  • Will people be confused with the new button wording ("portal")? Is this insider speak or do customers call it "the portal?"

We knew that we designed a strong call to action button (“pre-registration”) and we thought that it was both clear and clicked frequently. Given that a change was requested, though, we put it to the test.

We used a click tracking tool, measuring a period of 1,000 visits to the website. Below, you’ll see a heatmap of the old homepage. The lighter areas are areas where people clicked.

Virginia Urology heatmap This heatmap for the Virginia Urology homepage shows that people were in fact seeing the myVirginiaUrology button. It was the most-clicked area of the page.

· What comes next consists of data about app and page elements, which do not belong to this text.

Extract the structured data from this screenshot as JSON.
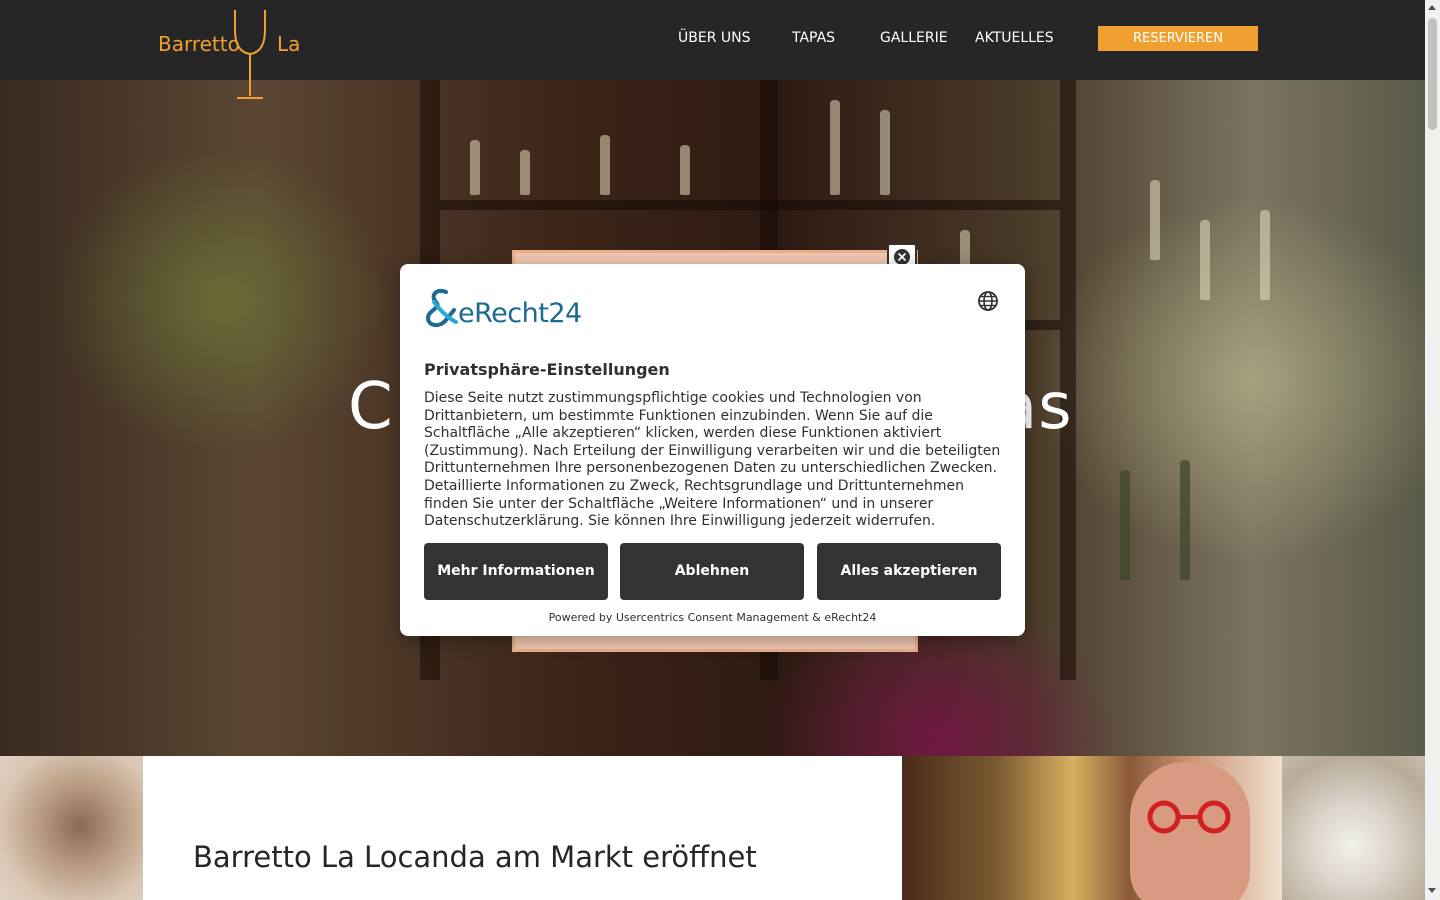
{
  "header": {
    "logo": {
      "word_left": "Barretto",
      "word_right": "La"
    },
    "nav": [
      "ÜBER UNS",
      "TAPAS",
      "GALLERIE",
      "AKTUELLES"
    ],
    "reserve_label": "RESERVIEREN",
    "brand_color": "#f0a030",
    "background": "#262626"
  },
  "hero": {
    "title_left": "C",
    "title_right": "as"
  },
  "consent": {
    "brand": "eRecht24",
    "title": "Privatsphäre-Einstellungen",
    "body": "Diese Seite nutzt zustimmungspflichtige cookies und Technologien von Drittanbietern, um bestimmte Funktionen einzubinden. Wenn Sie auf die Schaltfläche „Alle akzeptieren“ klicken, werden diese Funktionen aktiviert (Zustimmung). Nach Erteilung der Einwilligung verarbeiten wir und die beteiligten Drittunternehmen Ihre personenbezogenen Daten zu unterschiedlichen Zwecken. Detaillierte Informationen zu Zweck, Rechtsgrundlage und Drittunternehmen finden Sie unter der Schaltfläche „Weitere Informationen“ und in unserer Datenschutzerklärung. Sie können Ihre Einwilligung jederzeit widerrufen.",
    "buttons": {
      "more": "Mehr Informationen",
      "deny": "Ablehnen",
      "accept": "Alles akzeptieren"
    },
    "powered": "Powered by Usercentrics Consent Management & eRecht24",
    "button_color": "#333333",
    "icons": {
      "language": "globe-icon",
      "close": "close-circle-icon"
    }
  },
  "section": {
    "title": "Barretto La Locanda am Markt eröffnet"
  }
}
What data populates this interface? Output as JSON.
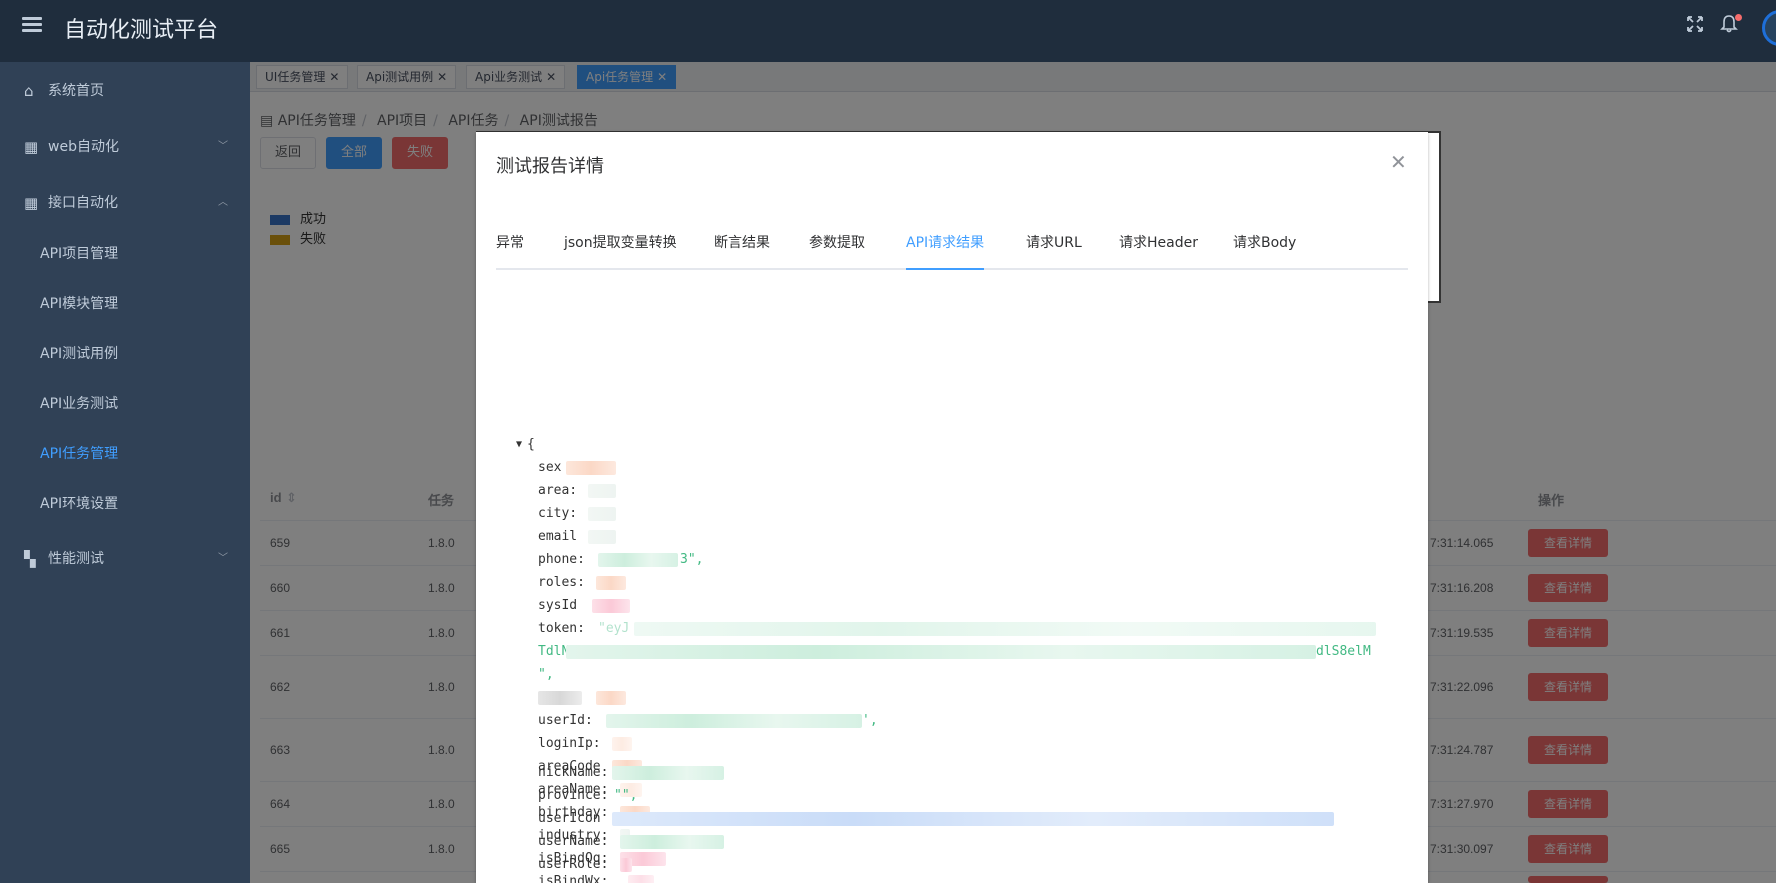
{
  "header": {
    "app_title": "自动化测试平台",
    "fullscreen_icon": "fullscreen-icon",
    "bell_icon": "bell-icon"
  },
  "sidebar": {
    "items": [
      {
        "label": "系统首页",
        "icon": "home-icon"
      },
      {
        "label": "web自动化",
        "icon": "grid-icon"
      },
      {
        "label": "接口自动化",
        "icon": "grid-icon"
      }
    ],
    "subitems": [
      {
        "label": "API项目管理"
      },
      {
        "label": "API模块管理"
      },
      {
        "label": "API测试用例"
      },
      {
        "label": "API业务测试"
      },
      {
        "label": "API任务管理"
      },
      {
        "label": "API环境设置"
      }
    ],
    "perf": {
      "label": "性能测试",
      "icon": "dashboard-icon"
    },
    "active_color": "#409eff"
  },
  "tags": [
    {
      "label": "UI任务管理"
    },
    {
      "label": "Api测试用例"
    },
    {
      "label": "Api业务测试"
    },
    {
      "label": "Api任务管理"
    }
  ],
  "breadcrumb": {
    "items": [
      "API任务管理",
      "API项目",
      "API任务",
      "API测试报告"
    ]
  },
  "buttons": {
    "back": "返回",
    "all": "全部",
    "fail": "失败"
  },
  "legend": {
    "success": "成功",
    "fail": "失败",
    "success_color": "#3874c8",
    "fail_color": "#d4a017"
  },
  "table": {
    "headers": {
      "id": "id",
      "task": "任务",
      "ops": "操作"
    },
    "rows": [
      {
        "id": "659",
        "task": "1.8.0",
        "time": "7:31:14.065",
        "action": "查看详情"
      },
      {
        "id": "660",
        "task": "1.8.0",
        "time": "7:31:16.208",
        "action": "查看详情"
      },
      {
        "id": "661",
        "task": "1.8.0",
        "time": "7:31:19.535",
        "action": "查看详情"
      },
      {
        "id": "662",
        "task": "1.8.0",
        "time": "7:31:22.096",
        "action": "查看详情"
      },
      {
        "id": "663",
        "task": "1.8.0",
        "time": "7:31:24.787",
        "action": "查看详情"
      },
      {
        "id": "664",
        "task": "1.8.0",
        "time": "7:31:27.970",
        "action": "查看详情"
      },
      {
        "id": "665",
        "task": "1.8.0",
        "time": "7:31:30.097",
        "action": "查看详情"
      }
    ]
  },
  "modal": {
    "title": "测试报告详情",
    "tabs": [
      "异常",
      "json提取变量转换",
      "断言结果",
      "参数提取",
      "API请求结果",
      "请求URL",
      "请求Header",
      "请求Body"
    ],
    "active_tab": "API请求结果",
    "json": {
      "open_brace": "{",
      "keys": [
        "sex",
        "area:",
        "city:",
        "email",
        "phone:",
        "roles:",
        "sysId",
        "token:",
        "userId:",
        "loginIp:",
        "areaCode",
        "areaName:",
        "birthday:",
        "industry:",
        "isBindQq:",
        "isBindWx:",
        "nickName:",
        "province:",
        "userIcon",
        "userName:",
        "userRole:"
      ],
      "phone_tail": "3\",",
      "token_start": "\"eyJ",
      "token_line2": "TdlN",
      "token_line2_tail": "dlS8elM",
      "token_end": "\",",
      "userid_tail": "',",
      "province_val": "\"\","
    }
  }
}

As you can see, there’s a high concentration of clicks in the “myVirginiaUrology” banner. In fact, it was the most clicked area of the entire page, including any single item on the website’s top navigation bar. 19.1% of the clicks on the page were on the “myVirginiaUrology” banner, and you can see on the heatmap above that a majority of the clicks were directly on the “pre-register” button.

Our homepage redesign for Virginia Urology takes the data into account.

New Virginia Urology homepage

Key Takeaways

Don't let emotion or opinions govern the changes you make to your website. One of the biggest web design problems for companies is that they let the HiPPO (Highest Paid Person’s Opinion) dictate their website design decisions rather than their customers.

Use measurement tools whenever possible to make the design decisions for you. When you make a substantive change, always keep a backup of the original so if the new version isn’t as effective, you can "undo" those changes and start again.

Your Turn

  • How does your company make web design decisions? How do you ensure that they are good web design decisions?
  • What are your tactics for not letting HiPPOs dictate web design decisions?

Please leave your comments below.